For the entries that follow, count the lines containing the string "JSON" and write only the number.
*** Begin section ***
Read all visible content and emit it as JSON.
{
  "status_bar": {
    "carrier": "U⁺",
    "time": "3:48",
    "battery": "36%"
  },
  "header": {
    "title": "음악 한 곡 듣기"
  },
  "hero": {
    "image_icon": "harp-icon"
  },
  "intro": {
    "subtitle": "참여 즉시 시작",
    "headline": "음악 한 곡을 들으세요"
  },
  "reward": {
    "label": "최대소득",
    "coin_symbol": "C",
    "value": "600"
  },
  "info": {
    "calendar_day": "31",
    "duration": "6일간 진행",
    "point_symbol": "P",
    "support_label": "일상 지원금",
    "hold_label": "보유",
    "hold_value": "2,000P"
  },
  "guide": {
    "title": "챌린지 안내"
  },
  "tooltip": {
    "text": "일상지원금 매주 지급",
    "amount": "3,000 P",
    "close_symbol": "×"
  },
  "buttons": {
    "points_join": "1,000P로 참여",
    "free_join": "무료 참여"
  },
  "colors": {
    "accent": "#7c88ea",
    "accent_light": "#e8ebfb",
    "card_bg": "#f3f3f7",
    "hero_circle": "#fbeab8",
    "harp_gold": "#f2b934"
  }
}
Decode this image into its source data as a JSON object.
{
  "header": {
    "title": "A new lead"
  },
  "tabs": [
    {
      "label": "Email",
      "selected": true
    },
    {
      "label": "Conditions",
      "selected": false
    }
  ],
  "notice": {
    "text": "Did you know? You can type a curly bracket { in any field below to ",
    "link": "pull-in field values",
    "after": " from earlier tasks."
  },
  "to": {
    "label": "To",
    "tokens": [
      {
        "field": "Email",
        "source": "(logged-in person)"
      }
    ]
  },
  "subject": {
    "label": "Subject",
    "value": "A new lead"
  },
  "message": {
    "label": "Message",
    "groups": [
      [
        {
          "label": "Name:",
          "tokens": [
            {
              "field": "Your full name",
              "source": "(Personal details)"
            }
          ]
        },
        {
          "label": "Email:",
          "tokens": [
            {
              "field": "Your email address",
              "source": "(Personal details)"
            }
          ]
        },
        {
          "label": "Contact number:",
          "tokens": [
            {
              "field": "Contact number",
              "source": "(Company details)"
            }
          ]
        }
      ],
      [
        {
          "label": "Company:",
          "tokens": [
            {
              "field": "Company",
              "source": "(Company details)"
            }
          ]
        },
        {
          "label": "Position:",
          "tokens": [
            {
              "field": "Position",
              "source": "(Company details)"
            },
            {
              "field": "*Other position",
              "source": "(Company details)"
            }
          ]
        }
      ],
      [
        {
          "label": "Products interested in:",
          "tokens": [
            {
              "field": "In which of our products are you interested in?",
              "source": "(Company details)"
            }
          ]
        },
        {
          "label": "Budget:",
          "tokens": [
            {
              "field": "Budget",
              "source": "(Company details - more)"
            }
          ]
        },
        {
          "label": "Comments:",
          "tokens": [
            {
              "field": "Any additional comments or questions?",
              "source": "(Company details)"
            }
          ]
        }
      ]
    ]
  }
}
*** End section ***
Task response
2